**How to complete this task:**
Among the lines below, which ones contain the word "Mail"? Copy every such line.

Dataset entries
====

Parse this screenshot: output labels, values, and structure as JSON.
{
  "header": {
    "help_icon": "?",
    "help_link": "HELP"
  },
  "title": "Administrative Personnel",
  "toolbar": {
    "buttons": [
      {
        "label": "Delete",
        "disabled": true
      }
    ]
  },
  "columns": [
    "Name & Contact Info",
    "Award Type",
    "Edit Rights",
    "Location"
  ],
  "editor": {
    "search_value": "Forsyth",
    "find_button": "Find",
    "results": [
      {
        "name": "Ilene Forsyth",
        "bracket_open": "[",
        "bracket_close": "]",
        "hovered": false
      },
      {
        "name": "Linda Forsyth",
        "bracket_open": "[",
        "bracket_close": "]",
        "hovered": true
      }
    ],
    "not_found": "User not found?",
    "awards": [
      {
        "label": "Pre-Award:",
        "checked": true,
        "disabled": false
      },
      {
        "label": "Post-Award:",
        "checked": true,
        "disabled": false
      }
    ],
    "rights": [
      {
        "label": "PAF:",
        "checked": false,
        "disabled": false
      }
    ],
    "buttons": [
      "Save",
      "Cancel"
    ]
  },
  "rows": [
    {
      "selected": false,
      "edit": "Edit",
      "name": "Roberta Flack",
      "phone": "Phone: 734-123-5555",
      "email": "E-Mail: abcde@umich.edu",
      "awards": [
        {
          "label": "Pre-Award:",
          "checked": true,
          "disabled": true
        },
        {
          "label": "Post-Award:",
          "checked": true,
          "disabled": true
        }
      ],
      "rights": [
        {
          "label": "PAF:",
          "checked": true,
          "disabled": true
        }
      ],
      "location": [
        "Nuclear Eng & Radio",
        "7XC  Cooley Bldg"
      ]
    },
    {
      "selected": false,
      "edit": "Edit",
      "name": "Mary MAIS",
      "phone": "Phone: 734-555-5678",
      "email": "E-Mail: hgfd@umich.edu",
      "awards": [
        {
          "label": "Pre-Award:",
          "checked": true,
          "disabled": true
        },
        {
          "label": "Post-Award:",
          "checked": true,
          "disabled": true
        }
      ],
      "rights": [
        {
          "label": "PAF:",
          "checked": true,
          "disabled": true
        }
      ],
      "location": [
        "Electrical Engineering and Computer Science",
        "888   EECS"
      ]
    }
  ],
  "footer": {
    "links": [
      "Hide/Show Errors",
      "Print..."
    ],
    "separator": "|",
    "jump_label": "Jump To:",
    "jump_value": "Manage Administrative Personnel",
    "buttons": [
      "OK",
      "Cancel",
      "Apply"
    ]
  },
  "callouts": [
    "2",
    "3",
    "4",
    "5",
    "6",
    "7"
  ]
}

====

**Answer below:**
      "email": "E-Mail: abcde@umich.edu",
      "email": "E-Mail: hgfd@umich.edu",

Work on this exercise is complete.